For the Big Island, registrations were up 3.8 percent during the first quarter, about 40 more vehicles this year than last year.

The low point for new vehicle registrations in the state was in 2009, when annual registrations dropped to about 33,000, down from 41,000 in 2008. Registrations last year reached 42,500, with projections for this year to reach 45,750. During this year’s first quarter, new vehicle registrations hit 10,978, up 3,000 from the first quarter of 2009.

Industry officials cited several factors behind the increasing car sales, including pent up demand, low interest rates, availability of credit and high trade in values. They also cited several factors that are holding the market back from more growth, including a still slowly recovering labor market.

Motorists are still interested in slightly smaller vehicles, with subcompact cars, compact sports utility vehicles and compact pickup trucks as the biggest market segments seeing sales, the report said. The top five selling cars in Hawaii were the Honda Civic, Toyota Corolla, Honda Accord, Toyota Prius, and Toyota Camry. The top five light trucks were the Toyota Tacoma, Honda CRV, Toyota RAV4, Nissan Frontier, and Toyota 4Runner.

Toyota continued to have the largest market share in Hawaii, with 26.5 percent of the market in the state, compared with 13.4 percent nationally. Honda had the second-highest market share, with 14.9 percent of Hawaii’s car sales, compared with 10.2 percent nationally. Rounding out the state’s top five were Nissan, Ford and Chevrolet. Honda also made the top five brands for increases in registration, compared with last year. Other brands showing the largest increases in registrations during the first quarter were BMW, Dodge, Subaru and Land Rover.

Aka DeMesa, store manager at BMW of Kona, has seen sales rising this year. But that’s not a new trend for the dealership, which opened in West Hawaii five years ago.

“Every year we’ve been open, each year has been better,” DeMesa said. “Still today, people come in and say we didn’t know you were here.”

He attributed BMW’s success the last few years to several factors, including being the only “high line” dealership on the island.
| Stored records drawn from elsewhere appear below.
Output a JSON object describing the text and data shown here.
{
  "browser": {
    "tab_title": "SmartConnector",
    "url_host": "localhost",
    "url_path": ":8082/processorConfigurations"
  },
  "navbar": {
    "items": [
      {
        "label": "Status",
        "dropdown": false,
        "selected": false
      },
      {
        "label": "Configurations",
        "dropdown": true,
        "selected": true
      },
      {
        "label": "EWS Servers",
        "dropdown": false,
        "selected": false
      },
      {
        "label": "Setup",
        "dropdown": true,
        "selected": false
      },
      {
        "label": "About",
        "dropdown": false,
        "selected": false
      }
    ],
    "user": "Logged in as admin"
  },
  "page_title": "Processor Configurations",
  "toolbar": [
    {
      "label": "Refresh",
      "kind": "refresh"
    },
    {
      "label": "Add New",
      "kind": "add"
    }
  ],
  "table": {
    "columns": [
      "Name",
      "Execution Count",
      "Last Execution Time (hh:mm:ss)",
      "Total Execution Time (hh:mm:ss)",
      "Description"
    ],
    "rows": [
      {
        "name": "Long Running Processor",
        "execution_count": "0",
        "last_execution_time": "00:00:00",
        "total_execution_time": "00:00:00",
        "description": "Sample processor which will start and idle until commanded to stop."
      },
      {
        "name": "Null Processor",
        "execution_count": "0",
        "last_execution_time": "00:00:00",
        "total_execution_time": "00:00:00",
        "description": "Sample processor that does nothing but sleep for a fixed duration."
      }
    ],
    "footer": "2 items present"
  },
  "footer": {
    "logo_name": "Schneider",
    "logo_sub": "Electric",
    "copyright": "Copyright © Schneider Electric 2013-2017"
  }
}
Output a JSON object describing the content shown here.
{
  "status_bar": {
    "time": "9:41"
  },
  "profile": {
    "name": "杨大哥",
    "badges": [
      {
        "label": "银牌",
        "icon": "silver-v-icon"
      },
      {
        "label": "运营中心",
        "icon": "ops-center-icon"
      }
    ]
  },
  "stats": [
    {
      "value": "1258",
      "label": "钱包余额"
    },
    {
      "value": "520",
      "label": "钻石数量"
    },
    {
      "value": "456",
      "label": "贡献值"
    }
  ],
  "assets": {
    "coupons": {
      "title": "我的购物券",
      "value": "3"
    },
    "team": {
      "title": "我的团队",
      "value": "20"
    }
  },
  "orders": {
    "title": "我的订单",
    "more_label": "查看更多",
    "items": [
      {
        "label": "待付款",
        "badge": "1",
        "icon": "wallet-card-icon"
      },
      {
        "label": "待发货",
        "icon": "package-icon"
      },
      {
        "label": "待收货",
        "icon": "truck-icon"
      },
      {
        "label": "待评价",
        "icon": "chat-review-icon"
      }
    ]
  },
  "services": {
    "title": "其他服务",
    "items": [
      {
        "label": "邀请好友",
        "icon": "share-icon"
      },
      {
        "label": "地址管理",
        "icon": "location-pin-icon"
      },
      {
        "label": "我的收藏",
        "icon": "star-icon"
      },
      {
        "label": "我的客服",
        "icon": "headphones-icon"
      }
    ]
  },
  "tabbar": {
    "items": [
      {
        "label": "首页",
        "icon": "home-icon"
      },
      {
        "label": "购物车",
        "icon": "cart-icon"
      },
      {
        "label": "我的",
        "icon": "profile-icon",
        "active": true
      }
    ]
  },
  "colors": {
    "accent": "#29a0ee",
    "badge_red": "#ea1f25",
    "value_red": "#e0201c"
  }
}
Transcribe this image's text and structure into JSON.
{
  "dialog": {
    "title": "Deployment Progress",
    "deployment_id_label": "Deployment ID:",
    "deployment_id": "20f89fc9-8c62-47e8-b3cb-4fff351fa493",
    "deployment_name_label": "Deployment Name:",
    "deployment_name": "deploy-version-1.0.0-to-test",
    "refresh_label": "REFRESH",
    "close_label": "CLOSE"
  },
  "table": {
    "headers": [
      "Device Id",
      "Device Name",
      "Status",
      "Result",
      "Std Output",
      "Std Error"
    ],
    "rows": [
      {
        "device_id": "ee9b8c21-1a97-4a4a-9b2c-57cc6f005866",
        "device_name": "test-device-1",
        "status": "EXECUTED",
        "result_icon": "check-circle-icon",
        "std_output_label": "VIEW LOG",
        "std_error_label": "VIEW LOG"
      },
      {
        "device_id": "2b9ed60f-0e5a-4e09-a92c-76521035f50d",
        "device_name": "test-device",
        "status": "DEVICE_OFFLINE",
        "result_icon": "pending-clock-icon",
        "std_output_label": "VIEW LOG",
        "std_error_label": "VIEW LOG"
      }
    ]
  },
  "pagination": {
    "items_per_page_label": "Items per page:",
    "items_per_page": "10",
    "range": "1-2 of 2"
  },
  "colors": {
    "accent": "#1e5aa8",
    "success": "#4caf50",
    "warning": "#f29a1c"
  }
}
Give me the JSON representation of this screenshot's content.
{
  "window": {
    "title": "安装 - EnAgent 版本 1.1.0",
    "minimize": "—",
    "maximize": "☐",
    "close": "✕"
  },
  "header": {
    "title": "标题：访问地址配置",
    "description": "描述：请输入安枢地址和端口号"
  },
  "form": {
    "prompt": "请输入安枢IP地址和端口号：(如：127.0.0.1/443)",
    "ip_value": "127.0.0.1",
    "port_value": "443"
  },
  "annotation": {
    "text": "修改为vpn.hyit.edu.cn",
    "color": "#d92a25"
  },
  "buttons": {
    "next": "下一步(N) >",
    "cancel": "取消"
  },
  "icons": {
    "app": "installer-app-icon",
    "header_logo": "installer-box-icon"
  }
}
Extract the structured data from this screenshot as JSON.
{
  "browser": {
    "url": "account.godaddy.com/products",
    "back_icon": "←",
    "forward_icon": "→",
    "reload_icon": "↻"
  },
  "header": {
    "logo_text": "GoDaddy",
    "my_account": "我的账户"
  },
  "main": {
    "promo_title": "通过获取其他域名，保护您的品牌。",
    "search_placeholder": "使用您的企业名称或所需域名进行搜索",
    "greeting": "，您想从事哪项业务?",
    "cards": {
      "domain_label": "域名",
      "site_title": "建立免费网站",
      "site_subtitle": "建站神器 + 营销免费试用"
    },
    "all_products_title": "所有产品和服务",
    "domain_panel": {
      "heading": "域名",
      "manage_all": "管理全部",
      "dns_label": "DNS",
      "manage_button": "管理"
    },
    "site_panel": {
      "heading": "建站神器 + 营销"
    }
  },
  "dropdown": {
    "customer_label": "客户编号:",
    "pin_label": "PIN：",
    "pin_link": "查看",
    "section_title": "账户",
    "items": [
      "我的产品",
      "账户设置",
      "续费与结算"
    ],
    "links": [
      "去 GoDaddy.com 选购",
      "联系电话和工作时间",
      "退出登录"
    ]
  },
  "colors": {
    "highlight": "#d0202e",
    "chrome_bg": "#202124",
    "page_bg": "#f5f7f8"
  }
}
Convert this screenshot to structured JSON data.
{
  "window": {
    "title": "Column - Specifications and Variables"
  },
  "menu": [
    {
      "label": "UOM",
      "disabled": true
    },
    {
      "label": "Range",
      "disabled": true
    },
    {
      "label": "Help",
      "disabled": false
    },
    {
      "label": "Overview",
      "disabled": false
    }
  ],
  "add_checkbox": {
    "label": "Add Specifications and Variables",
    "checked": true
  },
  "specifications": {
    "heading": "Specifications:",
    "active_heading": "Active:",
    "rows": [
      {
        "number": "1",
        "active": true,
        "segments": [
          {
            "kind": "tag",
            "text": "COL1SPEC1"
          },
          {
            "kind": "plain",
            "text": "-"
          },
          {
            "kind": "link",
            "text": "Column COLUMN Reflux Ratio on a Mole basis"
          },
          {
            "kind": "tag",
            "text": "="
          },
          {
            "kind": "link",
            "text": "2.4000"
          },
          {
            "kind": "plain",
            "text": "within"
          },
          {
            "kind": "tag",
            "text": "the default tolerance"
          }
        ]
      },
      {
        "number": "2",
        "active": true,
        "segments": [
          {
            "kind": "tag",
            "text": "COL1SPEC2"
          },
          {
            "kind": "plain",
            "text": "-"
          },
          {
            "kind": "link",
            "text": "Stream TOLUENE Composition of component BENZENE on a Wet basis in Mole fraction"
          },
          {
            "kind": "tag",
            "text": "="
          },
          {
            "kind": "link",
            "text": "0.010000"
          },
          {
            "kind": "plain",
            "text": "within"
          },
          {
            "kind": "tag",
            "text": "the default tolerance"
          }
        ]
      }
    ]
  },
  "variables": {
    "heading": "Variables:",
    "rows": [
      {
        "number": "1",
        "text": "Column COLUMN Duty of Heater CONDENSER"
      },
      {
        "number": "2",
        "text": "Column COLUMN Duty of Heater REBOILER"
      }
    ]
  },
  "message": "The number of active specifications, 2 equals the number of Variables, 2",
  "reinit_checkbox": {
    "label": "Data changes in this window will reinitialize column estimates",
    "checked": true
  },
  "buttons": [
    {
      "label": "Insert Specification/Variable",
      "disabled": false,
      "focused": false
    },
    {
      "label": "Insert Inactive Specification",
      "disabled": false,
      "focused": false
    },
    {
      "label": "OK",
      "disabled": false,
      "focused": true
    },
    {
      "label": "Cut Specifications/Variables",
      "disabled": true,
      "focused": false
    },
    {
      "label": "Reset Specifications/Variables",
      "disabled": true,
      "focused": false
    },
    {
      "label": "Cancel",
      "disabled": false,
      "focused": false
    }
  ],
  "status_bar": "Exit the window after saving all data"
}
Like at the Kia dealership, the improving economy has brought customers back in sooner than they used to return, DeMesa said. He has also noticed more seasonal residents coming in to purchase a new vehicle, to be kept in Kona for when they visit, he said.